If you are like me, and working off an initial base of high school math, I would recommend the following (all free):
Linear Algebra Foundations to Frontiers (UT Austin) Course: https://www.edx.org/course/linear-algebra-foundations-to-fro... Comments: This was a great starting place for me. Good interactive HW exercises, very clear instruction and time-efficient.
Linear Algebra (MIT OpenCourseware) Course: https://ocw.mit.edu/courses/mathematics/18-06-linear-algebra... Comments: This course is apparently the holy grail course for Intro Linear Algebra. One of my colleagues, who did an MS in EE at MIT, said Gilbert Strang was the best teacher he had. I started off with this but had to rewind to the UT class because I didn't have some of the fundamentals (e.g. how to calc a dot product). I'm personally 15% through this, but enjoying it.
Linear Algebra Review PDF (Stanford CS229) Link: http://cs229.stanford.edu/section/cs229-linalg.pdf Comments: This is the set of Linear Algebra review materials they go over at the beginning of Stanford's machine learning class (CS229). This is my workback to know I'm tracking to the right set of knowledge, and thus far, the courses have done a great job of doing so.

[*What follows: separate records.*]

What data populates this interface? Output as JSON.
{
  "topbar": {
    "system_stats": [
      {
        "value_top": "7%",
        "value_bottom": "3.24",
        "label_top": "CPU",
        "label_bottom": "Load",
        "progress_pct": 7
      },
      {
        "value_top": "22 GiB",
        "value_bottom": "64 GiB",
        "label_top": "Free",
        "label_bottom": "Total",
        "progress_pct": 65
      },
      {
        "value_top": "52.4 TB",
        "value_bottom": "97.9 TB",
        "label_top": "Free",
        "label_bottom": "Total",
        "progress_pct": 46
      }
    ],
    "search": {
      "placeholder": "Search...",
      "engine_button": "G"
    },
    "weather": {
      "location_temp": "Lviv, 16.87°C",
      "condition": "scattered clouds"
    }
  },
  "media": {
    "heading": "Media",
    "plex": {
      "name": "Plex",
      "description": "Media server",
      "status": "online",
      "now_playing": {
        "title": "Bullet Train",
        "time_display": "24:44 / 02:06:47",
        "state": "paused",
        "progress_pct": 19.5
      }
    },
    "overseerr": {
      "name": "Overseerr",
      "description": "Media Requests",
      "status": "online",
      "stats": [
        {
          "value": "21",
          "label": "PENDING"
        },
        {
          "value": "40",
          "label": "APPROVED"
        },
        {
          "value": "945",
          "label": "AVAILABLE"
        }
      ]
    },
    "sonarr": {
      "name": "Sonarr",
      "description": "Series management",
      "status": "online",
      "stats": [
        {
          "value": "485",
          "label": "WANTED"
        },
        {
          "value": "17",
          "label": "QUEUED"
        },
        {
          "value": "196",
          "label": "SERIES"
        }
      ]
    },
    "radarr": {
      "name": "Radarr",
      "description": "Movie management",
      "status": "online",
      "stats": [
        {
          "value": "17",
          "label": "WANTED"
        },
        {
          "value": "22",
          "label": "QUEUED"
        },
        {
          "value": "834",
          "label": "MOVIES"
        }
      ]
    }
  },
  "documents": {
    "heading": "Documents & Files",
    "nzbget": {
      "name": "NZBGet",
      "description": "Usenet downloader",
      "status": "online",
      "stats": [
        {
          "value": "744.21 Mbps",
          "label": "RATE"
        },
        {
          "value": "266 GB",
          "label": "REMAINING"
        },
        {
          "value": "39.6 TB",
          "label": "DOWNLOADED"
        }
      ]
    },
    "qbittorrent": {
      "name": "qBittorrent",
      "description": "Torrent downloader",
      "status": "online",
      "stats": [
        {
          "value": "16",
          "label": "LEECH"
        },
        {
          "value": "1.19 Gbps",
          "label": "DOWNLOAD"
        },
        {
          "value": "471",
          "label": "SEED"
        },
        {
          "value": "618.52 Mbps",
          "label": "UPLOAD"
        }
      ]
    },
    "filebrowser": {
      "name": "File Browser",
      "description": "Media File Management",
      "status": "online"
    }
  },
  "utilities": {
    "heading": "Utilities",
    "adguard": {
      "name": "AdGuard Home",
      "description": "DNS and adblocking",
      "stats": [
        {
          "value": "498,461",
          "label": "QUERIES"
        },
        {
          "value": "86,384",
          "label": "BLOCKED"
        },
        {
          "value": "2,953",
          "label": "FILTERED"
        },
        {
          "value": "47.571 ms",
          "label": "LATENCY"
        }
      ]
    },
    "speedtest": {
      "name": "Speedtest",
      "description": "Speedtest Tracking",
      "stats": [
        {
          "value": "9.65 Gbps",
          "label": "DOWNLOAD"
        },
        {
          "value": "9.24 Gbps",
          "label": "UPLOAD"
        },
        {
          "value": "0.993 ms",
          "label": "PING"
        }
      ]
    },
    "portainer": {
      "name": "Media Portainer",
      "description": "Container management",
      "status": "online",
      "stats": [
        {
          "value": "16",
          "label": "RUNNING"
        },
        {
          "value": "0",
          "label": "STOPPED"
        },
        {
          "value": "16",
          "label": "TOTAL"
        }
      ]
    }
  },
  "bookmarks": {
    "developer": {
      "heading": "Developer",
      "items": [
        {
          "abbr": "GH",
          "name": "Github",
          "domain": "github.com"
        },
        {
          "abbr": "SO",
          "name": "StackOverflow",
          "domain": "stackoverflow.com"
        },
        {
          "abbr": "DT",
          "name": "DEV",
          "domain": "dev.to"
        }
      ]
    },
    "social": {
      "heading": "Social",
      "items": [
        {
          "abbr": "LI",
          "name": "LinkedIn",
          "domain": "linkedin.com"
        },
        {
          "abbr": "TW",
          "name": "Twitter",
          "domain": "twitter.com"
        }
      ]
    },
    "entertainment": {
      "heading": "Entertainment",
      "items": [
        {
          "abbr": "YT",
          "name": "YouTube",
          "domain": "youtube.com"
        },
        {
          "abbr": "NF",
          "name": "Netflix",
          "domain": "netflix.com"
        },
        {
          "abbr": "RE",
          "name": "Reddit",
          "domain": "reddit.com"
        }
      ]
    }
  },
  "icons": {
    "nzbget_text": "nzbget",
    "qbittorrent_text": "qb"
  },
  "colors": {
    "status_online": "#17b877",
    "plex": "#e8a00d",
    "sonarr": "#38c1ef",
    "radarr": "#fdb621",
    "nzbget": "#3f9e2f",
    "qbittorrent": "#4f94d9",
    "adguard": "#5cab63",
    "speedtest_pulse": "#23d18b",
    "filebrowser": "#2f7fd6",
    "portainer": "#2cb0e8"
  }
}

Author here. I made this demo and a related matrix-matrix multiplication demo [1] back in 2015 for Robert van de Geijn's Linear Algebra: Foundations to Frontiers MOOC class [2]. In the light of Spectre attack and recent browsers' changes to reduce precision of timers, I remembered of this project, and decided to check if it still works now, 3 years later. Surprisingly, it still works well!The source code is available on GitHub [3].
[1] https://maratyszcza.github.io/laff-demos/dgemm.html
[2] https://www.edx.org/course/linear-algebra-foundations-fronti...
I agree. As far as calculus goes, I am more enamored with books like Spivak's ( http://www.amazon.com/Calculus-4th-Michael-Spivak/dp/0914098... ) that take a proof-centric approach to teach calculus from first principles.Incidentally, for those who want to learn linear algebra for CS in a mooc setting there are 3 classes running at this very moment:
https://www.edx.org/course/linear-algebra-foundations-fronti... (from UT Austin)
https://www.edx.org/course/applications-linear-algebra-part-... (from Davidson)
http://coursera.org/course/matrix (from Brown)
The first 2 use matlab (and come with a free subscription to it for 6 months or so), the last python. One interesting part of the UT Austin class is that it teaches you an induction-tinged method for dealing with matrices that let you auto-generate code for manipulating them: http://edx-org-utaustinx.s3.amazonaws.com/UT501x/Spark/index... .
And of course there are Strang's lectures too, but those are sufficiently linked to elsewhere.
Learn linear algebra while writing a linear algebra library using the latest techniques (starts at the end of this month): https://www.edx.org/course/linear-algebra-foundations-fronti... I think there's also a non-mooc version at http://www.ulaff.net/Unfortunately, I had to give up on the course last year because my math background is even more limited than yours (you'll need to know how to construct proofs). So time for me to learn calc, I guess. :)